Equality and Justice for All
We here at St John’s have stood for over 20 years as a pillar of strength and support for the LGBTQ community and their rights. While the struggle of this community is still ongoing, it would be selfish of us to not speak up for another community of people that is hurting, which include members of our congregation and faith. We stand hand in hand with our brothers and sisters of color in the continued fight for equal rights. It is a fight which has existed for far longer than it should have had to and is one that we realize at St John’s requires more from us a church body.
We condemn the brutality and racial violence that has festered in our nation. We condemn racism of all forms, both implicit and explicit. We acknowledge the hurt that systems of wealth and power have done, both on purpose and in ignorance, to minority communities in this country since it’s founding. We believe prayers are no longer sufficient and that peaceful actions of many forms must be taken to ensure equality and justice for all in our nation.
James 2: 14-18, “What good is it, my brothers, if someone says he has faith but does not have works? Can that faith save him? If a brother or sister is poorly clothed and lacking in daily food, and one of you says to them, “Go in peace, be warmed and filled,” without giving them the things needed for the body, what good is that? So also faith by itself, if it does not have works, is dead. But someone will say, “You have faith and I have works.” Show me your faith apart from your works, and I will show you my faith by my works.”

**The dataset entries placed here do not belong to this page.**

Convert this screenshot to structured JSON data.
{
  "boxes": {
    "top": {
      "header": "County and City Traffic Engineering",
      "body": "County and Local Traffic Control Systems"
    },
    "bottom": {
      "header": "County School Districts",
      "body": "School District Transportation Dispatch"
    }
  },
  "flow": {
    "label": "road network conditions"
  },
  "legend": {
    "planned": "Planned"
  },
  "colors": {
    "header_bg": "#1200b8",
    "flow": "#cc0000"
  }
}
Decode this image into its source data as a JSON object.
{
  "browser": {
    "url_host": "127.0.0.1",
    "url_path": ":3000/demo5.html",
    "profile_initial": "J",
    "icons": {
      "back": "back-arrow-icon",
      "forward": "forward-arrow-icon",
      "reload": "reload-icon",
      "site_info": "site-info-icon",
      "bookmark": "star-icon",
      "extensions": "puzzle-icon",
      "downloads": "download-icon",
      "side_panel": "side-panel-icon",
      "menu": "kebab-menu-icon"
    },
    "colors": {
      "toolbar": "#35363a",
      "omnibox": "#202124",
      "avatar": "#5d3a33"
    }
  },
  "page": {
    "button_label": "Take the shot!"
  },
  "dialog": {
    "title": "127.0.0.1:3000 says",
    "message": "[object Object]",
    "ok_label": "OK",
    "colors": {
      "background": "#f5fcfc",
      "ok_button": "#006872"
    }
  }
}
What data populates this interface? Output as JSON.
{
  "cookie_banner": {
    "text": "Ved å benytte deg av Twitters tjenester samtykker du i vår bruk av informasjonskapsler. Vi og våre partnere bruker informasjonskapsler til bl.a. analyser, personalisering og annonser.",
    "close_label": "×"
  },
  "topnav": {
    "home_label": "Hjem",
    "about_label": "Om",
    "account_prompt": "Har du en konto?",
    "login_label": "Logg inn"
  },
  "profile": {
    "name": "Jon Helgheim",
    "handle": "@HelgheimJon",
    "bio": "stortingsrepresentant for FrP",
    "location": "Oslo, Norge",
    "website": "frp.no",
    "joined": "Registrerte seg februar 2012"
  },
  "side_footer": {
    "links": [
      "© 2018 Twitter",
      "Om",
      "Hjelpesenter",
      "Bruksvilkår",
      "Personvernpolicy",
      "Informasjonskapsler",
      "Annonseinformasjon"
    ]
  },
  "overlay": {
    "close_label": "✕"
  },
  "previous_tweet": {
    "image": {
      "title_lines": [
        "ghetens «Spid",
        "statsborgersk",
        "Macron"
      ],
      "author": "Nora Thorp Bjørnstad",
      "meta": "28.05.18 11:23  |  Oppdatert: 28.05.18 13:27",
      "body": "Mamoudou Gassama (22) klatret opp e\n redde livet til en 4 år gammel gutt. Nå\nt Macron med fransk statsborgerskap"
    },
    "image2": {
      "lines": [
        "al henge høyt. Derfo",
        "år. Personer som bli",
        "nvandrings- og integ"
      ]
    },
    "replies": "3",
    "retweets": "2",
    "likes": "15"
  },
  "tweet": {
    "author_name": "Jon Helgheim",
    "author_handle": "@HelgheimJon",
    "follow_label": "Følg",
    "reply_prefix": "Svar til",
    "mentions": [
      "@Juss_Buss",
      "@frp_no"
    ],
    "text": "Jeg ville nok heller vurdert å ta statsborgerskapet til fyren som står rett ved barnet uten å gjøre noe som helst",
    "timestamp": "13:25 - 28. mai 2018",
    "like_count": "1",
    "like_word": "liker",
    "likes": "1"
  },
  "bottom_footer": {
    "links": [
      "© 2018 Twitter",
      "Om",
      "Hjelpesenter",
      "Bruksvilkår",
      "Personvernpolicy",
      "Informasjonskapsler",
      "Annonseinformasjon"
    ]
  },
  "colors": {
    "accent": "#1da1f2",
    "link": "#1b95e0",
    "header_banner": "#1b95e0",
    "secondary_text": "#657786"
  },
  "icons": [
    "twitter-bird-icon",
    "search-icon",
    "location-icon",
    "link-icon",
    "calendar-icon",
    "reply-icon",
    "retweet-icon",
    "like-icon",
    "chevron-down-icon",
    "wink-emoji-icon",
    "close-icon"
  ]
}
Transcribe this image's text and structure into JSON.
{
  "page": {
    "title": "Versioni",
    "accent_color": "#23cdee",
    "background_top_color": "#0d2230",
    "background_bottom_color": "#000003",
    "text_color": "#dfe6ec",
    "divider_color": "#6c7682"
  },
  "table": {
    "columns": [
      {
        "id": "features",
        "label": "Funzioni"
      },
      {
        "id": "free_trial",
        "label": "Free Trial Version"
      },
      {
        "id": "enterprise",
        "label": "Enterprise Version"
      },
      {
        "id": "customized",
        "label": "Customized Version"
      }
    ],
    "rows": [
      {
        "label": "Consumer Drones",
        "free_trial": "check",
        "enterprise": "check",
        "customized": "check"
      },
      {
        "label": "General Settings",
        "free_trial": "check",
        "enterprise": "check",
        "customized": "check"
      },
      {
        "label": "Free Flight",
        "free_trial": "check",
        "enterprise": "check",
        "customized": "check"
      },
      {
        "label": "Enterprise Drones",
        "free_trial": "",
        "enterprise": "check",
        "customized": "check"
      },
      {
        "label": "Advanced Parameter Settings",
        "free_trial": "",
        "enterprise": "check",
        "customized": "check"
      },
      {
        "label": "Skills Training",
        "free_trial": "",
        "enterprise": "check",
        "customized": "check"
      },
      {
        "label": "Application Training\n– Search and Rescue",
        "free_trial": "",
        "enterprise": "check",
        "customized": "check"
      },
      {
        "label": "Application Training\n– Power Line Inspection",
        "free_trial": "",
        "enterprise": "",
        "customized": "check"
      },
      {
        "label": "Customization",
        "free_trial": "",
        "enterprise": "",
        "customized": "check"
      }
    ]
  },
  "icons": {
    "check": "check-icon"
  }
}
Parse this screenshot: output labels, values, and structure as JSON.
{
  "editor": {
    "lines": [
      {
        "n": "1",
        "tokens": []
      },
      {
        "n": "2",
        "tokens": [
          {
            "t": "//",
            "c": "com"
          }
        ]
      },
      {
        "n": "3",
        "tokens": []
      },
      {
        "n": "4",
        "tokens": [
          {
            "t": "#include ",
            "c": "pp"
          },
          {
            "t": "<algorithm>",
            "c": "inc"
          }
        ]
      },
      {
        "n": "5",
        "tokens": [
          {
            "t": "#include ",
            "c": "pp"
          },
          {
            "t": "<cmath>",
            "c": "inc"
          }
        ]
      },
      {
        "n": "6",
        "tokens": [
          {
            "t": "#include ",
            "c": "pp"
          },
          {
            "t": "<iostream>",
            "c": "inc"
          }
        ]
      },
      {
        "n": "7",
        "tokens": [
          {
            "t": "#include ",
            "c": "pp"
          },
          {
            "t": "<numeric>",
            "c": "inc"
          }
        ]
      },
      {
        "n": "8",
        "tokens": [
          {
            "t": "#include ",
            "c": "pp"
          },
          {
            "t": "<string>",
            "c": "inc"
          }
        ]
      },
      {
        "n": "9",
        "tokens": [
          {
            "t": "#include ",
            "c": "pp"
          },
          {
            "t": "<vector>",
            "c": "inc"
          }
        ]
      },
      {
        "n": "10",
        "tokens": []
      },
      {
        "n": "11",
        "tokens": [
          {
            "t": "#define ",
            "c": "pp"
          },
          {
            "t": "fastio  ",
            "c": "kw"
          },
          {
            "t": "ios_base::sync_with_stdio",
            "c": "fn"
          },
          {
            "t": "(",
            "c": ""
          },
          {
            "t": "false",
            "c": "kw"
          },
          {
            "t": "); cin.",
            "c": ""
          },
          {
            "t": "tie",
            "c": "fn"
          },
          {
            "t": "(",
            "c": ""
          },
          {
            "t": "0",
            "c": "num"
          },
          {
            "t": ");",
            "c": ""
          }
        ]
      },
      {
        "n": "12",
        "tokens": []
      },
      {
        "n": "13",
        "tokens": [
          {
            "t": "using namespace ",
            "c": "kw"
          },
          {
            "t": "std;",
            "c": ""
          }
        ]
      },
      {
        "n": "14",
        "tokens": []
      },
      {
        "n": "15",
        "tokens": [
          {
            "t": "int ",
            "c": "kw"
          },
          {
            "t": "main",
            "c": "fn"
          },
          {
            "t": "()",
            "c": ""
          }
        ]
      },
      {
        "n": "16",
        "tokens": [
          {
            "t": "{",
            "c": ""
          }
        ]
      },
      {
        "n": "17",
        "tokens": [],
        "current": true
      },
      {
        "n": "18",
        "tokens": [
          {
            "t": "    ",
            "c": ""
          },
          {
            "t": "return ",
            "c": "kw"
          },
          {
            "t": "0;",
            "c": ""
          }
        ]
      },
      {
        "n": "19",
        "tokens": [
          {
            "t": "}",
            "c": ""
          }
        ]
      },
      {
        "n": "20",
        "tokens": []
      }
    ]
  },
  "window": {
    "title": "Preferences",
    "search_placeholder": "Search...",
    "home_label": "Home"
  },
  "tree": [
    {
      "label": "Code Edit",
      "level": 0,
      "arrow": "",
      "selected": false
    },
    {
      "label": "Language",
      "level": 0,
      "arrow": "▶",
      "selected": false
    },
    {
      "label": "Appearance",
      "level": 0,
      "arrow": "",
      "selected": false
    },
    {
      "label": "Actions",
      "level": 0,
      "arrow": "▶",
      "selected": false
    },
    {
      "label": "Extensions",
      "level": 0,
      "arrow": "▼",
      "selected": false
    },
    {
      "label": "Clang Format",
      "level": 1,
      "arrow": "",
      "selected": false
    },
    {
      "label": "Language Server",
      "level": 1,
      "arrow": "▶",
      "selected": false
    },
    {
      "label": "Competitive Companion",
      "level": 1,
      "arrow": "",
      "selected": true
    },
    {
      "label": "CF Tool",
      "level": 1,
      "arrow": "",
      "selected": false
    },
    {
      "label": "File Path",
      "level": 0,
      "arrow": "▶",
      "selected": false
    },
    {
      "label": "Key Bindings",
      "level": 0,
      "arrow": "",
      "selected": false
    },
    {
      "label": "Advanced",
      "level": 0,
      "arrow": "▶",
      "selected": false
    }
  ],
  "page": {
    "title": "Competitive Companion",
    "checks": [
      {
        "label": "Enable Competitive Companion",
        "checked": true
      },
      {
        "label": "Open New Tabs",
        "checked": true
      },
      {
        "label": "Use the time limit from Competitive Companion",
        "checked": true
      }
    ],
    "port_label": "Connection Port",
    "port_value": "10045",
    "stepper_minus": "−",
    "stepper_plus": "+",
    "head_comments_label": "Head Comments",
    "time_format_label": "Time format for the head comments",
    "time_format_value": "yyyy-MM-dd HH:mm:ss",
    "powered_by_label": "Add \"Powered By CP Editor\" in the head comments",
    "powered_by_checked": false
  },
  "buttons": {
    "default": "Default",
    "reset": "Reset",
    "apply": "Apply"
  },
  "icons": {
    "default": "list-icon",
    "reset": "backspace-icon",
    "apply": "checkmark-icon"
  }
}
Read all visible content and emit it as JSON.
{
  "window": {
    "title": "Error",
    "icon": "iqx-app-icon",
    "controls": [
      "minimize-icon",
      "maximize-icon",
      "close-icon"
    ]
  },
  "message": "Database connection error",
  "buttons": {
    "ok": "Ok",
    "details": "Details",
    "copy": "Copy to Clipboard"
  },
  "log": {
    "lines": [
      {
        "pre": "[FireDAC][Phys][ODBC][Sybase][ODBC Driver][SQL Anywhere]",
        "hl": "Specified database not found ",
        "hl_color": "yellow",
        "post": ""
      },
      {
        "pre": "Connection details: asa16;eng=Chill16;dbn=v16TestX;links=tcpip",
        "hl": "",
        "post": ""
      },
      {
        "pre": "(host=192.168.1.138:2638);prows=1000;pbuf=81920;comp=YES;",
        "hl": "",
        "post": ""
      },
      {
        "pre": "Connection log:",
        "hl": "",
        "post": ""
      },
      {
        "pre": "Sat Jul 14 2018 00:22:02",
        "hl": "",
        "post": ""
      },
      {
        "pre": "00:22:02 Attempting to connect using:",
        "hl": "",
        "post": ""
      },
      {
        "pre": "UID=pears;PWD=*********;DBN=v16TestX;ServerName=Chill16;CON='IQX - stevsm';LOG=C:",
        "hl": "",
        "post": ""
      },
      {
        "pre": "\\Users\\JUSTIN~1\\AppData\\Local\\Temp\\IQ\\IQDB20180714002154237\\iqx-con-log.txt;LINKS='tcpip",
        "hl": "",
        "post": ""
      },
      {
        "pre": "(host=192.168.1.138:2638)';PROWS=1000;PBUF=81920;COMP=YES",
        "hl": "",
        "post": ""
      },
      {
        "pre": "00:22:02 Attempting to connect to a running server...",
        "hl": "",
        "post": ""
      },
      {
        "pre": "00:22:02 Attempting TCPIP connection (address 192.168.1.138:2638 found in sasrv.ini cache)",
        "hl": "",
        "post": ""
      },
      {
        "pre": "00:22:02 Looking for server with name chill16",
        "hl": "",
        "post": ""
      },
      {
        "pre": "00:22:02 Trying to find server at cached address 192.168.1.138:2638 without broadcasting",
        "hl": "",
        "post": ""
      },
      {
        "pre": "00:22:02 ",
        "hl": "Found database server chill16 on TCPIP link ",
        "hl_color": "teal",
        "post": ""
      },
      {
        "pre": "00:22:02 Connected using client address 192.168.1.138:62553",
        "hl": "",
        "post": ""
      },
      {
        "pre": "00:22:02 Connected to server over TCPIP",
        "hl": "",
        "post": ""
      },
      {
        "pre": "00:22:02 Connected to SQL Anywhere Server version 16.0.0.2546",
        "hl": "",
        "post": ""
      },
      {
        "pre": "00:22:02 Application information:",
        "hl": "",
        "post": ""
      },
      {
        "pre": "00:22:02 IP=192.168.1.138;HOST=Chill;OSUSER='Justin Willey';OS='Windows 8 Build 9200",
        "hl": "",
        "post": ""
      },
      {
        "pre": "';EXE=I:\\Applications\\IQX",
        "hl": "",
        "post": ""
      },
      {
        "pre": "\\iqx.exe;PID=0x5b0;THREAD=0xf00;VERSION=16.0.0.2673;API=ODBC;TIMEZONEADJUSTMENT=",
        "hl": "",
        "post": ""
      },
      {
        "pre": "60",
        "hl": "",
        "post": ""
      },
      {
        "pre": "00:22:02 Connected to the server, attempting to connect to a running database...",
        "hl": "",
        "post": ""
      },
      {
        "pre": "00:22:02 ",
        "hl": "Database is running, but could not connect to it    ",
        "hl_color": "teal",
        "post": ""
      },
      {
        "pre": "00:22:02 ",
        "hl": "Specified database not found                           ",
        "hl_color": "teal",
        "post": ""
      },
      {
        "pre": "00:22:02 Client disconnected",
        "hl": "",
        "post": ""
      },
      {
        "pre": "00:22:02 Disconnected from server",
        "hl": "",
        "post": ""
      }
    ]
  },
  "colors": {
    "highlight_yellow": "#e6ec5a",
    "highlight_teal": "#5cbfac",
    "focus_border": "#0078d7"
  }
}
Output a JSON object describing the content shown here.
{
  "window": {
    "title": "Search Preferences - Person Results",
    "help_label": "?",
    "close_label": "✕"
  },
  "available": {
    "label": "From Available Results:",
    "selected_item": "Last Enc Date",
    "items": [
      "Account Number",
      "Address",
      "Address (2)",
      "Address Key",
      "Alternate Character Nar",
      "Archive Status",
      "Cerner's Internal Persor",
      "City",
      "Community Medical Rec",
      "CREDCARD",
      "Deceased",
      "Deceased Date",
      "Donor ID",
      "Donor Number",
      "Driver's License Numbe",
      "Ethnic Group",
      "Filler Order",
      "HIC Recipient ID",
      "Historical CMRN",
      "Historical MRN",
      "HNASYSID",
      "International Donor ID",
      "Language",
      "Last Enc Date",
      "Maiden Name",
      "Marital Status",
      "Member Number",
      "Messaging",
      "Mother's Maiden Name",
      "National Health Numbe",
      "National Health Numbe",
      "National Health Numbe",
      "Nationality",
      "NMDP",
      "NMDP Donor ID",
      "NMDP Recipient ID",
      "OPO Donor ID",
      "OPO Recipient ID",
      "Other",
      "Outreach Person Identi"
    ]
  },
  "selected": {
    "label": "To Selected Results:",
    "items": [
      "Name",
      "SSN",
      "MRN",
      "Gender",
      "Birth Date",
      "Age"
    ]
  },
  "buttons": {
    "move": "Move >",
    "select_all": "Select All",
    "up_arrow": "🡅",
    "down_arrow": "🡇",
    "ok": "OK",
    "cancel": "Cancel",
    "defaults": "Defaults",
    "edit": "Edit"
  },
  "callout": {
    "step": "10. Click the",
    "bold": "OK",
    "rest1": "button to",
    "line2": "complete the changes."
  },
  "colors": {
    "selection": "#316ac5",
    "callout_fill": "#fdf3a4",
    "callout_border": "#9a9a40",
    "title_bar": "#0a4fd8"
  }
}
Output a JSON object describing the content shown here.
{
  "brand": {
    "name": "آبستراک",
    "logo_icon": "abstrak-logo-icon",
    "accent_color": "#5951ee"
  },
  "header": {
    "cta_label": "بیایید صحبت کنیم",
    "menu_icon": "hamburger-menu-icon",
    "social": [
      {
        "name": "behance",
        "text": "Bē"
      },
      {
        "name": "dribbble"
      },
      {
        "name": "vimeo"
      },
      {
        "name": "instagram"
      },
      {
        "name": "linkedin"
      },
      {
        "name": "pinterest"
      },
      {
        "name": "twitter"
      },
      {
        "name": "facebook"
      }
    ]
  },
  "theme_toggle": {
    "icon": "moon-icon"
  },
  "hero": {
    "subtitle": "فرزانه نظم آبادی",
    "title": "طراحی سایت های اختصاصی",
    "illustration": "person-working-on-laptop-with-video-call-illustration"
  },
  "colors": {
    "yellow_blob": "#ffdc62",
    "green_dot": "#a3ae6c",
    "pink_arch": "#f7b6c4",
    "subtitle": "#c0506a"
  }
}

We believe that change will not come if we wait for others to act first. We must be the change that we seek. As United Methodists, we come from a legacy of faith, grounded in grace and committed to action for justice for all of God’s people. We encourage everyone to act peacefully and smartly, to do the most good in their community, and to show empathy and compassion as you would want it for yourself and your own family. As our founder John Wesley said, “Do all the good you can, by all the means you can, in all the ways you can, in all the places you can, at all the times you can, to all the people you can, as long as ever you can.” We pray that we will be able to live into all that this statement encompasses, with your help and God’s help!
Pastor Dawn urges everyone to watch the documentary 13th. The documentary gives deep insight into the real struggle at hand and should be prayed over. The film can be found on Netflix .
From the Cabinet of the Florida Annual Conference of The United Methodist Church
We join in the outrage expressed by multiple groups and leaders within our connection. The outrage is not only over the death of George Floyd (and countless others) but over the way in which systemic racism and white supremacy are imbedded in the history of our nation and of our church. This act of violence was perpetrated at the hands of those charged with protecting citizens and maintaining the peace. Racism is not new. White supremacy, xenophobia, and white privilege are interwoven within our social, political, and religious structures. Racism is a sin and is blatantly incompatible with Christian teaching.
As Jesus’ people we begin with the knowledge that all persons are created in the image of God. We believe all lives won’t matter until black lives matter.
We seek to name the injustices within the Florida Conference of The United Methodist Church and work toward healing and unity. We acknowledge our complicity and our collective need to develop greater self-awareness. We repent of our individual and collective sins of omission and commission, particularly our silence and when we have not actively worked for racial justice.
We commit to listening. We commit to peace with justice. We commit to the urgency of educating ourselves. We commit to change. We commit to further training of our clergy and resourcing local churches in order to create heart transformation for all Florida United Methodists. We encourage Florida United Methodists to work toward eliminating obstacles to voting. We ask people to move towards one another and build new relationships.
We join you in prayer with a commitment to build a future with hope. The truth of this statement will be made known as we witness these words put into action.